Many of the individuals ordered to have the ignition interlock device are installing these devices on older vehicles. Social and economical factors such as limited employment opportunities for individuals without a valid driver license combined with greatly increased insurance rates for a person with multiple drunk driving convictions also contribute to the purchase of an older vehicle upon receiving a restricted license from DLAD. An additional factor is that a person with two or more drunk driving convictions, and no prior insurance coverage is looking at paying in excess of seventeen hundred dollars ($1,700) for Personal Liability and Property Damage (PLPD) insurance for six months.

Vehicles five to ten (5-10) years or older, have a higher percentage of electrical problems with an ignition interlock device, which can lead to a dead battery. If you have to replace a battery, jump start a battery, or disconnect a battery as part of an automotive repair, the ignition interlock device will report the event as an attempt to tamper/circumvent the device. Prior to February 11, 2011, the service providers would review the work order and sales receipts of the petitioners to determine if there was a legitimate excuse for the tamper/circumvent reported event. If they found the event was excusable, then they would not report it to the Secretary of State. However, due to R 257.301a, they no longer have the discretion to make that decision. Though the Secretary of State is supposed to screen these events, most reports still result in a revocation and a minimum two (2) month wait until the petitioner can have a hearing. With older vehicles this can repeat itself for a number of times before a petitioner can accumulate the necessary twelve (12) months of ignition interlock to apply for a removal of the device.

The number of hearings dedicated to violations of ignition interlock devices have risen dramatically since February 11, 2011, which has further complicated the process of restoring a petitioner’s driving privileges. More time is spent during the license restoration hearing addressing the mechanical issues, then addressing a petitioner’s sobriety. Assuredly, this pattern of unnecessary reported events has not gone unnoticed by the Secretary of State, but with a dwindling state budget, they are finding it difficult to justify having a Hearing Officer dedicated to screening the violations before any action is taken.

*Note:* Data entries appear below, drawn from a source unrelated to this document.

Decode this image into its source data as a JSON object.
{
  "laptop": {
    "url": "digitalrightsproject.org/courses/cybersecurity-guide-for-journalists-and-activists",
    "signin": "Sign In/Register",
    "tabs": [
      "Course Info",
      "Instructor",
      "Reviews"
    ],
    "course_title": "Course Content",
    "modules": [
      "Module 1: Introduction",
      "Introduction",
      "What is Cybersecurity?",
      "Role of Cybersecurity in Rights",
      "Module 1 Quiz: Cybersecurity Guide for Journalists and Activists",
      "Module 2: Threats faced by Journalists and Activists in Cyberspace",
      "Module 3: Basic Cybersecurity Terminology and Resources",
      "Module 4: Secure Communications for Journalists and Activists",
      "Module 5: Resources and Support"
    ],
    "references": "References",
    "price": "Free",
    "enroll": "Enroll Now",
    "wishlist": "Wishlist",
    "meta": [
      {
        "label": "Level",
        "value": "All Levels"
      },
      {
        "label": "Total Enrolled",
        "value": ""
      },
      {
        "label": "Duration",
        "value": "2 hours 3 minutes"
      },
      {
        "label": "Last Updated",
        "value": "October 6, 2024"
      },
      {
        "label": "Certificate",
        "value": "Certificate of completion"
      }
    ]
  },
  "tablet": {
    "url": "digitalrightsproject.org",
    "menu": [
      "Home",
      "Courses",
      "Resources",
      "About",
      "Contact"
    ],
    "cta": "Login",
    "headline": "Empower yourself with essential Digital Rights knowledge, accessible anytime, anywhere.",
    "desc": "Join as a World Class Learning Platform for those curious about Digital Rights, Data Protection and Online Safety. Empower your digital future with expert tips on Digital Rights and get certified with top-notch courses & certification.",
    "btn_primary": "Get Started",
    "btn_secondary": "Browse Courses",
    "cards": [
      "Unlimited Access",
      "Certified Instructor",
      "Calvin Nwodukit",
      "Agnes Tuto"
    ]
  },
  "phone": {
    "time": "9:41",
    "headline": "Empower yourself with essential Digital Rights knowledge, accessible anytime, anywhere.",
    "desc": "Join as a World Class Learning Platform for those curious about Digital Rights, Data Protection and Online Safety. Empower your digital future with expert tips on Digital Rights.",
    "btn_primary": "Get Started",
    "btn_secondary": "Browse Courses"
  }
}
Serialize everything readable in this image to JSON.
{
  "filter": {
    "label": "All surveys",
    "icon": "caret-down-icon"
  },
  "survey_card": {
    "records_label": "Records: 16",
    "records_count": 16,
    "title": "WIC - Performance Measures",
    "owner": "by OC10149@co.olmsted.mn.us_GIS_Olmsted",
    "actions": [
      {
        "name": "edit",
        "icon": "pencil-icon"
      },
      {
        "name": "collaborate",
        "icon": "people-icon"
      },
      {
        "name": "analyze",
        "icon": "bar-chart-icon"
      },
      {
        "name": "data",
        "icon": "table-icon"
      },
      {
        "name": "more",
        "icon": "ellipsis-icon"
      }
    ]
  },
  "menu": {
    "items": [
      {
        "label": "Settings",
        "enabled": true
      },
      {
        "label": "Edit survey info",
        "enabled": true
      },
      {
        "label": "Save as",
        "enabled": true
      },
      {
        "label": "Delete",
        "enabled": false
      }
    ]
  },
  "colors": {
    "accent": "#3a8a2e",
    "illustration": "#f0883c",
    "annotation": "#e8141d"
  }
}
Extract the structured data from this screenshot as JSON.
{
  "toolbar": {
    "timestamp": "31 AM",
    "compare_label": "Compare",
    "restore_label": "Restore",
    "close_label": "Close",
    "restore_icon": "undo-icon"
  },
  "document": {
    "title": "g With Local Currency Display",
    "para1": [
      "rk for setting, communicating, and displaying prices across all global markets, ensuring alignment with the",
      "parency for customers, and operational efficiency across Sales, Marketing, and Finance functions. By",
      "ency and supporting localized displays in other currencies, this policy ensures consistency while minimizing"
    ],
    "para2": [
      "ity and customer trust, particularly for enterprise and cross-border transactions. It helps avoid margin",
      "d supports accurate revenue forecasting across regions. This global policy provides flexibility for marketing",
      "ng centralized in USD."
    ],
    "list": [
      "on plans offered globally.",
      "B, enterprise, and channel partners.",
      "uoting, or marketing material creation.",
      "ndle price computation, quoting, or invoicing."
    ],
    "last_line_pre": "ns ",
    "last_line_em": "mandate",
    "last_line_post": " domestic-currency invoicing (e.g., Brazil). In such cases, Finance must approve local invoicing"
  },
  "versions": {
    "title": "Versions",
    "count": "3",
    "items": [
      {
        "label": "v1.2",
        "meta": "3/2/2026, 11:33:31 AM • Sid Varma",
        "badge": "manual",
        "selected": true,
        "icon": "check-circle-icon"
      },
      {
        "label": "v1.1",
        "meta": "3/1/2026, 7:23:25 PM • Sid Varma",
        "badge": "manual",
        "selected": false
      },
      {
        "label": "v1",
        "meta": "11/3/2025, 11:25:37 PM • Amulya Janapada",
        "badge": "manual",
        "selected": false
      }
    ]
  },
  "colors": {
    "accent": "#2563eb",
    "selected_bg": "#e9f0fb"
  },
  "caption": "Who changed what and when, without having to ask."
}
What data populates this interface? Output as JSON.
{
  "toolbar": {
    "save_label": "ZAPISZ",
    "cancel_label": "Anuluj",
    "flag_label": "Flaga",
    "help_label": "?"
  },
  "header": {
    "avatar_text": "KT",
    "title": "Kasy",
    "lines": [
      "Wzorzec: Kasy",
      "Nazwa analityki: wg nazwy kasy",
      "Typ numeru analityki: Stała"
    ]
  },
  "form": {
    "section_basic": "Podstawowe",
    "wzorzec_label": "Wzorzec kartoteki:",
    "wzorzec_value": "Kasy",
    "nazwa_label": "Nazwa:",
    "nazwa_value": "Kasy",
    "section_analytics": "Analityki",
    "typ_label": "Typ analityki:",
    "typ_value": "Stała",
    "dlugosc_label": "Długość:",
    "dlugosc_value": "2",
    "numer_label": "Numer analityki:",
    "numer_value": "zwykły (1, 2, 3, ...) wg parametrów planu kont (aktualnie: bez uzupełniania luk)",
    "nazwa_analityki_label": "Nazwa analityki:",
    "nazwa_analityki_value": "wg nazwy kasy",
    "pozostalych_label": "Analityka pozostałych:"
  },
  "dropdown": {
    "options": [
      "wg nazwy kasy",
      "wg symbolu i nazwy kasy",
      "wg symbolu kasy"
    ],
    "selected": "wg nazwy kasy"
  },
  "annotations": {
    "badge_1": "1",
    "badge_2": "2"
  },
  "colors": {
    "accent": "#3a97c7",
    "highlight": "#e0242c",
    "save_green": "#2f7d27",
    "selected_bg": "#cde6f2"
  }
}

As it stands now, a major violation for tampering/circumventing that happened in March would not addressed by the Secretary of State until May by a notice of revocation, because the ignition interlock devices are only downloaded once every two (2) months. A hearing on the reinstatement of the revocation would not be schedule for another two (2) months. All of this as a result of a mechanic violation for which the petitioner could not have avoided or controlled.

Possible Solutions

A better plan of action would be to schedule show cause hearings, which would require a petitioner to show cause why their restricted driving privileges should not be revoked for tampering/circumventing. There are no known statistics for the number of tampering/circumventing attributed to mechanical issues versus attempts to bypass the machine, but my experience leads me to believe the attempts to bypass the machine are overwhelmingly a small percentage of the reported events. Under this option, a petitioner would have the ability to defend themselves before action could be taken against their driving privileges.

Another possible solution would be to change tampering/circumventing to a minor violation. If this option were to be used, then a person would have to accumulate at least three (3) events of tampering/circumventing before any action would be taken against their restricted driving privileges. Logistically, anyone actually trying to bypass the ignition interlock device by disconnecting the battery, jump starting the vehicle or otherwise would be caught by the rolling retest requirement every 15-20 minutes. Therefore under either plan the safety of the public would not be impacted.